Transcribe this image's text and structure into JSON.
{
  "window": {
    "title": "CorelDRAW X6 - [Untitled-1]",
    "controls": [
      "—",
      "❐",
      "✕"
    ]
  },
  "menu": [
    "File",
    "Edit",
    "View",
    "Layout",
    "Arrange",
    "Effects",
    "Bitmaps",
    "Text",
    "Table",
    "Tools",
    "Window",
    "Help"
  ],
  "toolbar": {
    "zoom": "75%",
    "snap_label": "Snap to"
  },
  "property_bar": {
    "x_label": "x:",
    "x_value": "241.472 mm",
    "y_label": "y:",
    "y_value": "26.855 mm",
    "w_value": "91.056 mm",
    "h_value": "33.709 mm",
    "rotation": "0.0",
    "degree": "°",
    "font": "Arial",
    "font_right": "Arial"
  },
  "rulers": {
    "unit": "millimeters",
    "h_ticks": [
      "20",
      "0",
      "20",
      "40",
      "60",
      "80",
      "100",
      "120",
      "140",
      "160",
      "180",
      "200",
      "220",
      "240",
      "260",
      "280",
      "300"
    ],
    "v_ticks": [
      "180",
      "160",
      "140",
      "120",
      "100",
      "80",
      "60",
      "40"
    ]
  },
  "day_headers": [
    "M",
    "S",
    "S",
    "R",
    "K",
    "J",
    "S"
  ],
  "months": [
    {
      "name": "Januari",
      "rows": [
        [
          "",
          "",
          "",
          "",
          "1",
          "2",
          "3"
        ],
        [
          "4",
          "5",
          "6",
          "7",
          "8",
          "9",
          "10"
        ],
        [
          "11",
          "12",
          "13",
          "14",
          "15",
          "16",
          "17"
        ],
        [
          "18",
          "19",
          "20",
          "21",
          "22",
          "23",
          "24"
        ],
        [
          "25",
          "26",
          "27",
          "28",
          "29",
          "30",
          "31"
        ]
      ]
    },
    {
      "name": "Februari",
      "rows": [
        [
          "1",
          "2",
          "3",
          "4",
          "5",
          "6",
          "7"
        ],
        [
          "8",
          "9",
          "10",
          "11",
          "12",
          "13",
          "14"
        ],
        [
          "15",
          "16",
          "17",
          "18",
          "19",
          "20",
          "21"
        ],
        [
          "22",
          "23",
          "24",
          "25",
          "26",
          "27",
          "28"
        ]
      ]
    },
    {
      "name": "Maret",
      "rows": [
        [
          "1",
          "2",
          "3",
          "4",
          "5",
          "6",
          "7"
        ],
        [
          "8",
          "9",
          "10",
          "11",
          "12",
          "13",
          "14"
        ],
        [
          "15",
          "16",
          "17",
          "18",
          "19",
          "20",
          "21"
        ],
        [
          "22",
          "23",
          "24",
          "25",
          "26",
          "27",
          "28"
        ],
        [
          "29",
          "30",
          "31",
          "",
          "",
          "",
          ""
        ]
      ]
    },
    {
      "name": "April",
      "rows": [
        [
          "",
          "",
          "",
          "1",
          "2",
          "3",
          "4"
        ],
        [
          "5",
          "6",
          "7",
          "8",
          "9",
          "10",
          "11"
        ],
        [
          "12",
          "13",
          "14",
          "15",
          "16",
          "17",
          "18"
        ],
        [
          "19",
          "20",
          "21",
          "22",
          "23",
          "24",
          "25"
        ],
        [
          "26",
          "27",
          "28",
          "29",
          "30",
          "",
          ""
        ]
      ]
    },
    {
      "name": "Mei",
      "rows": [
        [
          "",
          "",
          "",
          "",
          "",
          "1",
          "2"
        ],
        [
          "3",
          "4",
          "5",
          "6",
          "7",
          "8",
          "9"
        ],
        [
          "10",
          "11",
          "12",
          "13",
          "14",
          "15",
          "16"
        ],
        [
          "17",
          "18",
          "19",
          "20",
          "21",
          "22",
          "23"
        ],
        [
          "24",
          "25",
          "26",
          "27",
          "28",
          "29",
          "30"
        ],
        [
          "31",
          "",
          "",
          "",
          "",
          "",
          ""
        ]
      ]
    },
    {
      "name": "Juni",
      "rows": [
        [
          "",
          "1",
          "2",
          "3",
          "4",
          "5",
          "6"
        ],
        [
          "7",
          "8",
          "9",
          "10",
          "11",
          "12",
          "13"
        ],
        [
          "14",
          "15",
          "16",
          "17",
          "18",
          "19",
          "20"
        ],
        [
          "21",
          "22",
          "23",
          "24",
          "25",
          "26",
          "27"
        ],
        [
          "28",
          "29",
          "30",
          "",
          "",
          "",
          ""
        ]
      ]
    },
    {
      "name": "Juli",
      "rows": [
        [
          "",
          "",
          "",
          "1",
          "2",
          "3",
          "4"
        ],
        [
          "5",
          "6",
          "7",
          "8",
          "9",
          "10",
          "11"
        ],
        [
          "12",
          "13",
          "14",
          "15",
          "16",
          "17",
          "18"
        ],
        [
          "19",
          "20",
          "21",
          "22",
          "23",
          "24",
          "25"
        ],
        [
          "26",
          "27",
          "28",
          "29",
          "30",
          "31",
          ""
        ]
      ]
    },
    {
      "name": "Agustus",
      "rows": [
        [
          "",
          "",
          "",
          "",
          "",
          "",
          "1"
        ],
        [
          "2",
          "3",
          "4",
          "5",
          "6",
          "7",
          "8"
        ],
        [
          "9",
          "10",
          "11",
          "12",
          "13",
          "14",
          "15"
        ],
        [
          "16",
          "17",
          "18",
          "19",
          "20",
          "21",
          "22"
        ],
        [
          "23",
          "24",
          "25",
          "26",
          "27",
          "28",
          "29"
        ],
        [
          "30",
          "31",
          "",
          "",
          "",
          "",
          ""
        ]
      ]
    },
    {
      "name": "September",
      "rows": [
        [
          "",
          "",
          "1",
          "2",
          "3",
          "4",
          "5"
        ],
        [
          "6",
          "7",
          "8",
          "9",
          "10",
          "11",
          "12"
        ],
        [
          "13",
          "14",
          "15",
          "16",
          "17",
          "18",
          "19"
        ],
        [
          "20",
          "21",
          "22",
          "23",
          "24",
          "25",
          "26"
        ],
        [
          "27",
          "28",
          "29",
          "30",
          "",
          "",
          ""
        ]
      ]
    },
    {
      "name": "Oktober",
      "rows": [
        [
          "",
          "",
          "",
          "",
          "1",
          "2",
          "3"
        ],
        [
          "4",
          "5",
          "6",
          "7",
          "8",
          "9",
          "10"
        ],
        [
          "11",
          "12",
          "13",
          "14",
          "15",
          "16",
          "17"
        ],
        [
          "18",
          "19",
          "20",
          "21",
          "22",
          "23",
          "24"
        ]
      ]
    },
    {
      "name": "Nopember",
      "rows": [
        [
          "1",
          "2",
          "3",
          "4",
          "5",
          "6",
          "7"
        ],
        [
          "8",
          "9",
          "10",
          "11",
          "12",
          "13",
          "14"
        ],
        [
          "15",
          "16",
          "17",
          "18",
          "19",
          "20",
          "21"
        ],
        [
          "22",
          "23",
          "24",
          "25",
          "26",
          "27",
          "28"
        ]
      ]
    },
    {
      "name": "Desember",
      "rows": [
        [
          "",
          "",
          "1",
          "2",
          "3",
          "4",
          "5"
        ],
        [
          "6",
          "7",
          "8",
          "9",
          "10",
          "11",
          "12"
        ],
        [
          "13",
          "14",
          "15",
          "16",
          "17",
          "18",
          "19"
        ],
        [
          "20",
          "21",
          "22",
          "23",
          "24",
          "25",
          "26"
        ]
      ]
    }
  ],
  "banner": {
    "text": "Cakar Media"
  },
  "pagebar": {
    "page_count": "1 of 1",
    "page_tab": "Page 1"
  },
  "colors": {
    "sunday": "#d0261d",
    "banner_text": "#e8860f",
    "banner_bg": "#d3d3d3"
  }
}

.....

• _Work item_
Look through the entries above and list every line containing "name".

• _Answer to this task_
      "name": "Januari",
      "name": "Februari",
      "name": "Maret",
      "name": "April",
      "name": "Mei",
      "name": "Juni",
      "name": "Juli",
      "name": "Agustus",
      "name": "September",
      "name": "Oktober",
      "name": "Nopember",
      "name": "Desember",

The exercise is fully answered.